> **WORK INSTRUCTION**
Go through the entries and set each one down exactly.

Entries from a dataset of interfaces
┌──

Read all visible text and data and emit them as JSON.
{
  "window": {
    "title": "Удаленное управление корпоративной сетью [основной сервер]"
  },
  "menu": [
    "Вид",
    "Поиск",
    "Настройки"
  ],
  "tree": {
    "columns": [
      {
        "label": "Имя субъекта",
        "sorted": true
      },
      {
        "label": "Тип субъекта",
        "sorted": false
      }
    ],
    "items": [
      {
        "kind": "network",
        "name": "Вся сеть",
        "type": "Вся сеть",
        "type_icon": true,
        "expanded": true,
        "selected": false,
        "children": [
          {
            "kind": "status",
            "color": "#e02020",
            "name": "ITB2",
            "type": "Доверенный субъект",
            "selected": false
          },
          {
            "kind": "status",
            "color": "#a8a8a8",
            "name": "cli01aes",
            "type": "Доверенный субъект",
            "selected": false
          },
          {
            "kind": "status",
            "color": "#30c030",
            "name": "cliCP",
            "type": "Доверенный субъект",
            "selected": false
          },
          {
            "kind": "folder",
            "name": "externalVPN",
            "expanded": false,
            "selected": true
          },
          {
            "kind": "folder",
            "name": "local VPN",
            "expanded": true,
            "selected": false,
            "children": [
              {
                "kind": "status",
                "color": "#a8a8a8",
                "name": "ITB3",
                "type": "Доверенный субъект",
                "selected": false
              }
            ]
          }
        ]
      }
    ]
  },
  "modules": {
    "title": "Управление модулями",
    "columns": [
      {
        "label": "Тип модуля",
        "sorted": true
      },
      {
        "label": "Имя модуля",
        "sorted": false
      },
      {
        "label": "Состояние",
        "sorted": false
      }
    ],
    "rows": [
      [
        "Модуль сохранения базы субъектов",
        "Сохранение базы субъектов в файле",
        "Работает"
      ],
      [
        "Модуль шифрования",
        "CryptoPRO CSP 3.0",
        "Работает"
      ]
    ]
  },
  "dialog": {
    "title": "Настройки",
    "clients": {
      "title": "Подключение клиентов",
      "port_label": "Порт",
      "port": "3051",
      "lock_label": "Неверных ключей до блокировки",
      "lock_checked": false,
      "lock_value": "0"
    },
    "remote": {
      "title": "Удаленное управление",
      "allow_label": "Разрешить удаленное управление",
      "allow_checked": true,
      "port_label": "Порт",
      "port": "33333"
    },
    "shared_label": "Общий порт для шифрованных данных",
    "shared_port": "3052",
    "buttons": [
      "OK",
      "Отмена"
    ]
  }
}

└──

> **TASK RESULT**
Read all visible text and data and emit them as JSON.
{
  "window": {
    "title": "Удаленное управление корпоративной сетью [основной сервер]"
  },
  "menu": [
    "Вид",
    "Поиск",
    "Настройки"
  ],
  "tree": {
    "columns": [
      {
        "label": "Имя субъекта",
        "sorted": true
      },
      {
        "label": "Тип субъекта",
        "sorted": false
      }
    ],
    "items": [
      {
        "kind": "network",
        "name": "Вся сеть",
        "type": "Вся сеть",
        "type_icon": true,
        "expanded": true,
        "selected": false,
        "children": [
          {
            "kind": "status",
            "color": "#e02020",
            "name": "ITB2",
            "type": "Доверенный субъект",
            "selected": false
          },
          {
            "kind": "status",
            "color": "#a8a8a8",
            "name": "cli01aes",
            "type": "Доверенный субъект",
            "selected": false
          },
          {
            "kind": "status",
            "color": "#30c030",
            "name": "cliCP",
            "type": "Доверенный субъект",
            "selected": false
          },
          {
            "kind": "folder",
            "name": "externalVPN",
            "expanded": false,
            "selected": true
          },
          {
            "kind": "folder",
            "name": "local VPN",
            "expanded": true,
            "selected": false,
            "children": [
              {
                "kind": "status",
                "color": "#a8a8a8",
                "name": "ITB3",
                "type": "Доверенный субъект",
                "selected": false
              }
            ]
          }
        ]
      }
    ]
  },
  "modules": {
    "title": "Управление модулями",
    "columns": [
      {
        "label": "Тип модуля",
        "sorted": true
      },
      {
        "label": "Имя модуля",
        "sorted": false
      },
      {
        "label": "Состояние",
        "sorted": false
      }
    ],
    "rows": [
      [
        "Модуль сохранения базы субъектов",
        "Сохранение базы субъектов в файле",
        "Работает"
      ],
      [
        "Модуль шифрования",
        "CryptoPRO CSP 3.0",
        "Работает"
      ]
    ]
  },
  "dialog": {
    "title": "Настройки",
    "clients": {
      "title": "Подключение клиентов",
      "port_label": "Порт",
      "port": "3051",
      "lock_label": "Неверных ключей до блокировки",
      "lock_checked": false,
      "lock_value": "0"
    },
    "remote": {
      "title": "Удаленное управление",
      "allow_label": "Разрешить удаленное управление",
      "allow_checked": true,
      "port_label": "Порт",
      "port": "33333"
    },
    "shared_label": "Общий порт для шифрованных данных",
    "shared_port": "3052",
    "buttons": [
      "OK",
      "Отмена"
    ]
  }
}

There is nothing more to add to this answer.